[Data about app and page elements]
* * *

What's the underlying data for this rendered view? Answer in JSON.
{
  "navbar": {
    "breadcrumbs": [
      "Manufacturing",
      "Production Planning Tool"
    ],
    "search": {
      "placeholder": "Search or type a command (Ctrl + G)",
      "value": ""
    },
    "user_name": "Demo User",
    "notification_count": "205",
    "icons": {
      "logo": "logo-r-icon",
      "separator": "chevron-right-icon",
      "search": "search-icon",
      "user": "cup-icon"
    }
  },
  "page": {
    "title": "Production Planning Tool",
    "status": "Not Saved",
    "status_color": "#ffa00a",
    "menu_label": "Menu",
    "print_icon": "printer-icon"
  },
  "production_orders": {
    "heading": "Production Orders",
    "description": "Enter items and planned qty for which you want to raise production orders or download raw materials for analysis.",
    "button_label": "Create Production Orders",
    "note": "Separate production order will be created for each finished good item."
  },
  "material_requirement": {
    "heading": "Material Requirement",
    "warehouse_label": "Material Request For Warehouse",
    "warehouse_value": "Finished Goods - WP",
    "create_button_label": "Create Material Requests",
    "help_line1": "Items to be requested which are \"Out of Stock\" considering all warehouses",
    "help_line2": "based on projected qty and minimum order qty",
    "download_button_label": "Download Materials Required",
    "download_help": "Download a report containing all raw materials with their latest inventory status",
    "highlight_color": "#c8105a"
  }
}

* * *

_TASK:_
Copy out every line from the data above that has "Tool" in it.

_ANSWER BELOW:_
      "Production Planning Tool"
    "title": "Production Planning Tool",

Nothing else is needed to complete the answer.